### EXERCISE REQUIREMENTS
Look through the entries below and return all lines including the word "avatar".

===== TASK INPUT =====

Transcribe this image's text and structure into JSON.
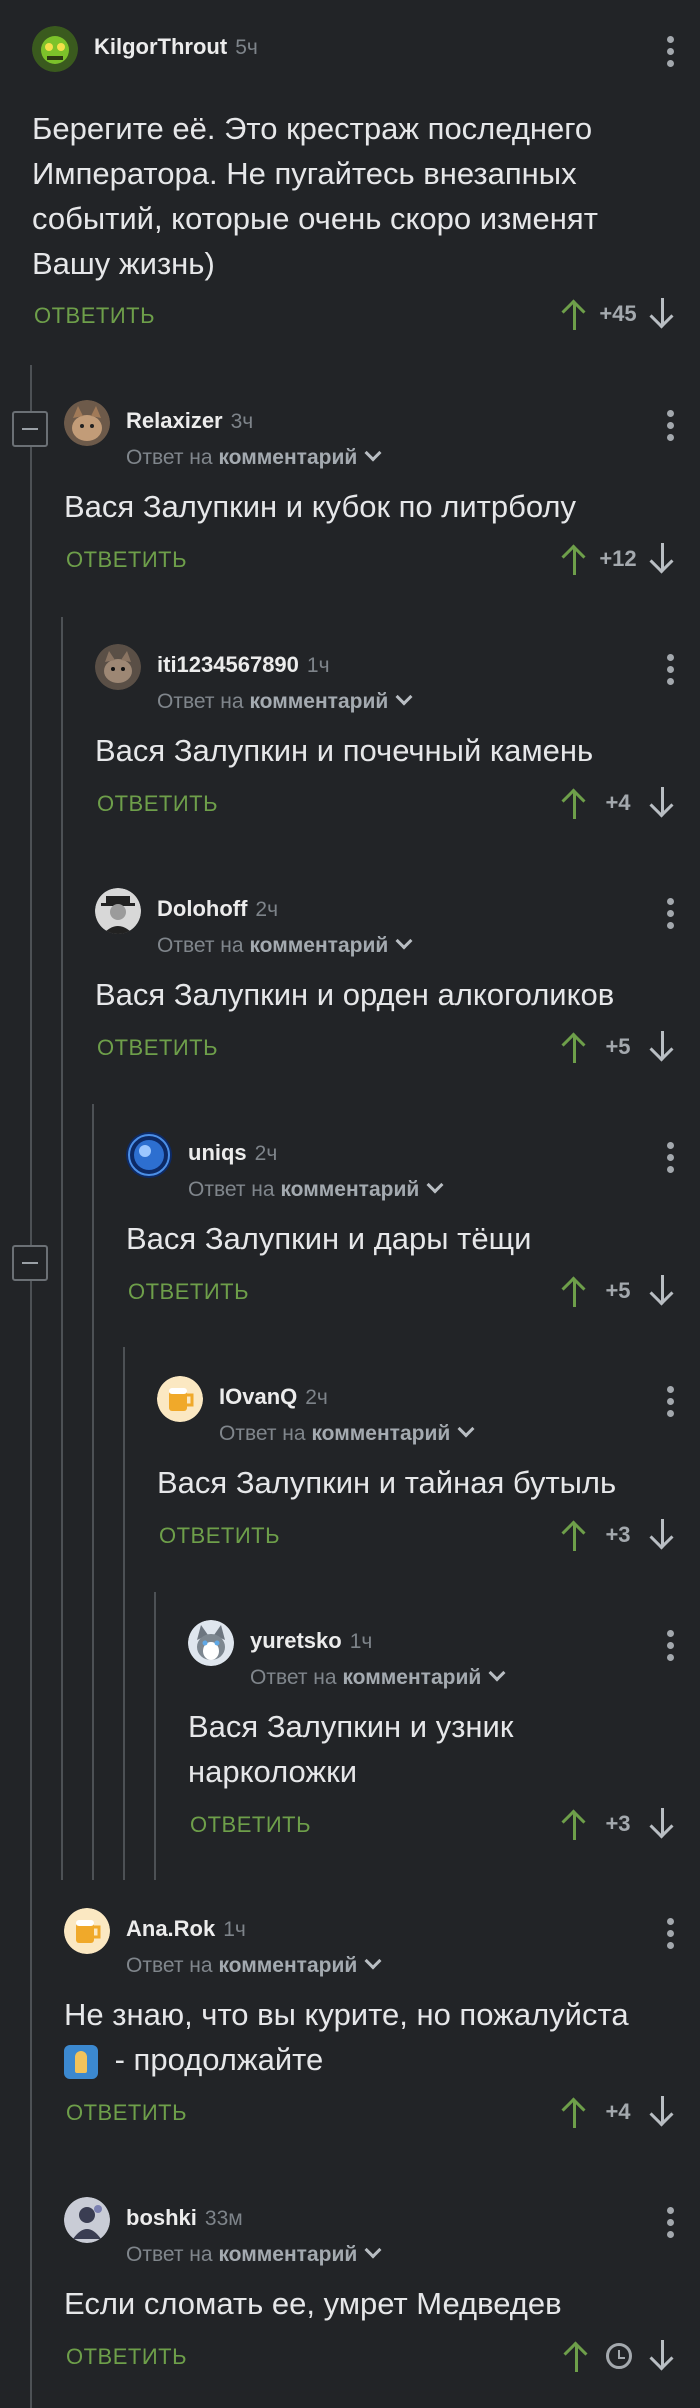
{
  "reply_label": "ОТВЕТИТЬ",
  "reply_to": {
    "prefix": "Ответ на",
    "target": "комментарий"
  },
  "comments": [
    {
      "author": "KilgorThrout",
      "time": "5ч",
      "text": "Берегите её. Это крестраж последнего\nИмператора. Не пугайтесь внезапных\nсобытий, которые очень скоро изменят\nВашу жизнь)",
      "score": "+45",
      "avatar": "green-creature"
    },
    {
      "author": "Relaxizer",
      "time": "3ч",
      "text": "Вася Залупкин и кубок по литрболу",
      "score": "+12",
      "avatar": "cat"
    },
    {
      "author": "iti1234567890",
      "time": "1ч",
      "text": "Вася Залупкин и почечный камень",
      "score": "+4",
      "avatar": "cat2"
    },
    {
      "author": "Dolohoff",
      "time": "2ч",
      "text": "Вася Залупкин и орден алкоголиков",
      "score": "+5",
      "avatar": "man-hat"
    },
    {
      "author": "uniqs",
      "time": "2ч",
      "text": "Вася Залупкин и дары тёщи",
      "score": "+5",
      "avatar": "blue-orb"
    },
    {
      "author": "IOvanQ",
      "time": "2ч",
      "text": "Вася Залупкин и тайная бутыль",
      "score": "+3",
      "avatar": "beer"
    },
    {
      "author": "yuretsko",
      "time": "1ч",
      "text": "Вася Залупкин и узник\nнарколожки",
      "score": "+3",
      "avatar": "husky"
    },
    {
      "author": "Ana.Rok",
      "time": "1ч",
      "text_line1": "Не знаю, что вы курите, но пожалуйста",
      "text_line2": " - продолжайте",
      "score": "+4",
      "avatar": "beer"
    },
    {
      "author": "boshki",
      "time": "33м",
      "text": "Если сломать ее, умрет Медведев",
      "score": "",
      "avatar": "person"
    }
  ],
  "colors": {
    "background": "#222427",
    "accent_green": "#6e9f4a",
    "muted": "#80868c"
  }
}
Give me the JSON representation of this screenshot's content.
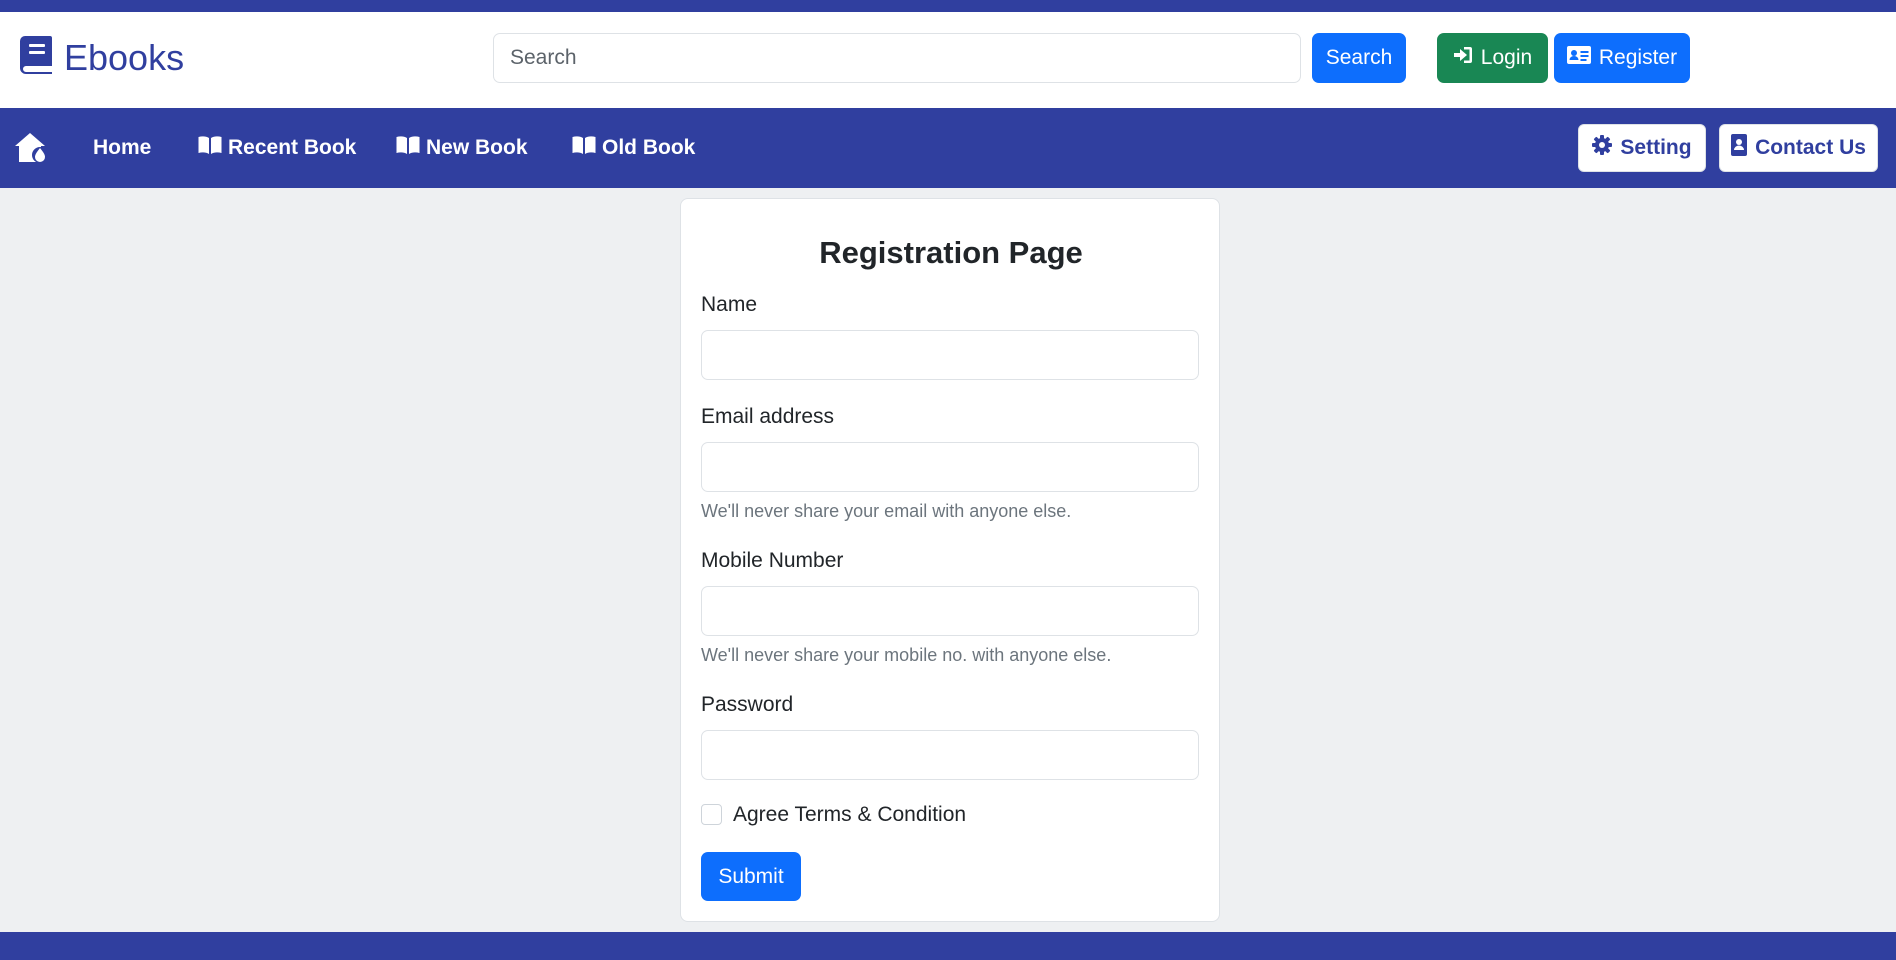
{
  "brand": {
    "name": "Ebooks",
    "icon": "book-icon"
  },
  "header": {
    "search_placeholder": "Search",
    "search_button": "Search",
    "login_button": "Login",
    "register_button": "Register"
  },
  "nav": {
    "home_icon": "home-icon",
    "links": [
      "Home",
      "Recent Book",
      "New Book",
      "Old Book"
    ],
    "setting_button": "Setting",
    "contact_button": "Contact Us"
  },
  "form": {
    "title": "Registration Page",
    "name_label": "Name",
    "email_label": "Email address",
    "email_help": "We'll never share your email with anyone else.",
    "mobile_label": "Mobile Number",
    "mobile_help": "We'll never share your mobile no. with anyone else.",
    "password_label": "Password",
    "terms_label": "Agree Terms & Condition",
    "submit_button": "Submit"
  },
  "colors": {
    "brand": "#303f9f",
    "primary": "#0d6efd",
    "success": "#198754",
    "page_bg": "#eef0f2"
  }
}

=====

### YOUR SOLUTION
      "avatar": "green-creature"
      "avatar": "cat"
      "avatar": "cat2"
      "avatar": "man-hat"
      "avatar": "blue-orb"
      "avatar": "beer"
      "avatar": "husky"
      "avatar": "beer"
      "avatar": "person"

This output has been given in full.